Data about app and page elements:
________________

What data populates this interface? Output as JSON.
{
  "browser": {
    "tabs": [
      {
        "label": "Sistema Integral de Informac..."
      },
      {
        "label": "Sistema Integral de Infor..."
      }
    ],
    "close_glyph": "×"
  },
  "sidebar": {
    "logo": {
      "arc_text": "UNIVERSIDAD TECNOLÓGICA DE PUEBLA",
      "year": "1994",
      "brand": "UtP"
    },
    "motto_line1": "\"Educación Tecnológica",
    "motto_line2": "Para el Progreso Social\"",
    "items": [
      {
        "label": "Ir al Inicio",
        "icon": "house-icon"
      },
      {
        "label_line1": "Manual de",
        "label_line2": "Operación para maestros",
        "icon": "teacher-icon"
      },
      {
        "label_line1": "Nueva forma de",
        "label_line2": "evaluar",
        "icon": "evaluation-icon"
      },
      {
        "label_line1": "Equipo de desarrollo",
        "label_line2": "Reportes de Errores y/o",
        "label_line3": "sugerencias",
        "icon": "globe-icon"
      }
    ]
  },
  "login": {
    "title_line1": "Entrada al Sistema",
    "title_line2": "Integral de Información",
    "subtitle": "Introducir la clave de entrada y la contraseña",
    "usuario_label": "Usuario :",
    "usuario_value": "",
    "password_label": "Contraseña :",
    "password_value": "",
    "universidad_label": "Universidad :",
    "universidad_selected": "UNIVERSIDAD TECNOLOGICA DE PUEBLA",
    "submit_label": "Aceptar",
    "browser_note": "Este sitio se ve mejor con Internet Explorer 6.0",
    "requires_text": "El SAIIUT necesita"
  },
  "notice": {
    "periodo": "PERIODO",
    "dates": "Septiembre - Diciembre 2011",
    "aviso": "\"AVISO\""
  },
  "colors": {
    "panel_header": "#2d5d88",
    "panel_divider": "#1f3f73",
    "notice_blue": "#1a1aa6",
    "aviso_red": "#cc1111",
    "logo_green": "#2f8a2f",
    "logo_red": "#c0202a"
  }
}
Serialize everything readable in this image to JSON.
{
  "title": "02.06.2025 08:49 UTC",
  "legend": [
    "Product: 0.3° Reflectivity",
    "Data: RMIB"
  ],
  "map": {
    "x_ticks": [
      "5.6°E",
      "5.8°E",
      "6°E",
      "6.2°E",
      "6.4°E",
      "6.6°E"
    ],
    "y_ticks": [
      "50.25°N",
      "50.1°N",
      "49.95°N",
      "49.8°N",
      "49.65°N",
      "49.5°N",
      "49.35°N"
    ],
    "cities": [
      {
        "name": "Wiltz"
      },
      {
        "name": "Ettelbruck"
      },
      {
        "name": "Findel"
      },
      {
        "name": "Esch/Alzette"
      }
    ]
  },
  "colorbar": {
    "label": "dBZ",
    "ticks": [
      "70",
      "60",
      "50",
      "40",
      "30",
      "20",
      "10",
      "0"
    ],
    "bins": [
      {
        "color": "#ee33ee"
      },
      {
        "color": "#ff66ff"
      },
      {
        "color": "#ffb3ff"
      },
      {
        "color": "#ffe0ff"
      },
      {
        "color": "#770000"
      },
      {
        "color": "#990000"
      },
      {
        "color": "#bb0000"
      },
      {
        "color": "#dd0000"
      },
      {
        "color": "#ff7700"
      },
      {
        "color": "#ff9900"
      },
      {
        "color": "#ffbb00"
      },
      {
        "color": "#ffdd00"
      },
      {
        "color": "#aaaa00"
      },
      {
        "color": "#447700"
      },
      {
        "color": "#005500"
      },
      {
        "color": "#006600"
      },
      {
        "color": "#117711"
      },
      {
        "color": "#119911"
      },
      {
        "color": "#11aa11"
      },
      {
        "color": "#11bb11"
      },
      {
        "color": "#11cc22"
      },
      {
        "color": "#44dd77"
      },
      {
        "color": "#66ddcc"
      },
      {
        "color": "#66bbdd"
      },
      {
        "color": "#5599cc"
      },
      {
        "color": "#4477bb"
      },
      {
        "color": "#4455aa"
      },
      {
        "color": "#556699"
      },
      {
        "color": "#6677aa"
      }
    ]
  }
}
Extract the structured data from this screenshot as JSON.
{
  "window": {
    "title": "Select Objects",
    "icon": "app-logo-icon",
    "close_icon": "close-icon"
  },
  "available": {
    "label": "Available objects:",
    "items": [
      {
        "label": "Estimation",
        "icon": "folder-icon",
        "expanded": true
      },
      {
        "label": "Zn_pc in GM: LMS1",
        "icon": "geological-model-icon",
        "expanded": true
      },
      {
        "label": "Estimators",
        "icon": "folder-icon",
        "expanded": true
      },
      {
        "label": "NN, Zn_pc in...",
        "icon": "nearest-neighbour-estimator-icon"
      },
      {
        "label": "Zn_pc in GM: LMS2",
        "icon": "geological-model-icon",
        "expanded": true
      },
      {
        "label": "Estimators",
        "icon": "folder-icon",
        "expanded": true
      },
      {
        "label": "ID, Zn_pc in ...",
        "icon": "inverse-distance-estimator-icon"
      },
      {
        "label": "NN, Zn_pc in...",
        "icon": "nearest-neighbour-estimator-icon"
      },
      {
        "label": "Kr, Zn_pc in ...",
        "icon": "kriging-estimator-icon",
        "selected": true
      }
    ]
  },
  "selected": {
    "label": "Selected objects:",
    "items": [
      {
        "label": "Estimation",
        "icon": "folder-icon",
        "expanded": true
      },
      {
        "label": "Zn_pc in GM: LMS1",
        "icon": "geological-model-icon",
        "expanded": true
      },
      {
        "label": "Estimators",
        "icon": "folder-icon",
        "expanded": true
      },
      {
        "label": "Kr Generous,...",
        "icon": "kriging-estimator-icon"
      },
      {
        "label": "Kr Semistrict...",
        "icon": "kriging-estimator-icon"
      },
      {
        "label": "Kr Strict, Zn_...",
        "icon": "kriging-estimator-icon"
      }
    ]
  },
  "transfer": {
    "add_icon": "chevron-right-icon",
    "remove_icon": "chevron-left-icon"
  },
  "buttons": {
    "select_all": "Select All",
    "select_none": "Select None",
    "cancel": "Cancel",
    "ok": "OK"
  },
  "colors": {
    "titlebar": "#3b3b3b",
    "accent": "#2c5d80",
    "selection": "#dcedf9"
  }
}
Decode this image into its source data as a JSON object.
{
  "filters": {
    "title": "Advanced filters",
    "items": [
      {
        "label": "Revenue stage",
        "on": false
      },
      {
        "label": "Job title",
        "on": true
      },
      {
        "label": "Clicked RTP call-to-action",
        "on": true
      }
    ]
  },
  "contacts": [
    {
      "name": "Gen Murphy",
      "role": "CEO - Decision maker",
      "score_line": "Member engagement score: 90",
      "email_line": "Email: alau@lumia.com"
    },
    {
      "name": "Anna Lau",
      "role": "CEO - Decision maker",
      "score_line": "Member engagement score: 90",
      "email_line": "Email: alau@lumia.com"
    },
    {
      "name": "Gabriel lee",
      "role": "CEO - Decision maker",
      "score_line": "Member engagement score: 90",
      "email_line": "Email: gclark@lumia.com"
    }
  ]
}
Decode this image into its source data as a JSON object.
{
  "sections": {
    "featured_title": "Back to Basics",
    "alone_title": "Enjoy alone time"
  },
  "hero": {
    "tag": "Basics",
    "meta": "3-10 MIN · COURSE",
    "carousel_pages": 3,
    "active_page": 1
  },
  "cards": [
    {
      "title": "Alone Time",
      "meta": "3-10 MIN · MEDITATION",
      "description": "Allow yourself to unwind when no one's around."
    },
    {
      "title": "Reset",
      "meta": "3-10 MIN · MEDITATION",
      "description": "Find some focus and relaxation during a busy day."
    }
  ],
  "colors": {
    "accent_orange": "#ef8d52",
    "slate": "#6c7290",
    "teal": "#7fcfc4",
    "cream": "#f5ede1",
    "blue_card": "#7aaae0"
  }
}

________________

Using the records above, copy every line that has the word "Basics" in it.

    "featured_title": "Back to Basics",
    "tag": "Basics",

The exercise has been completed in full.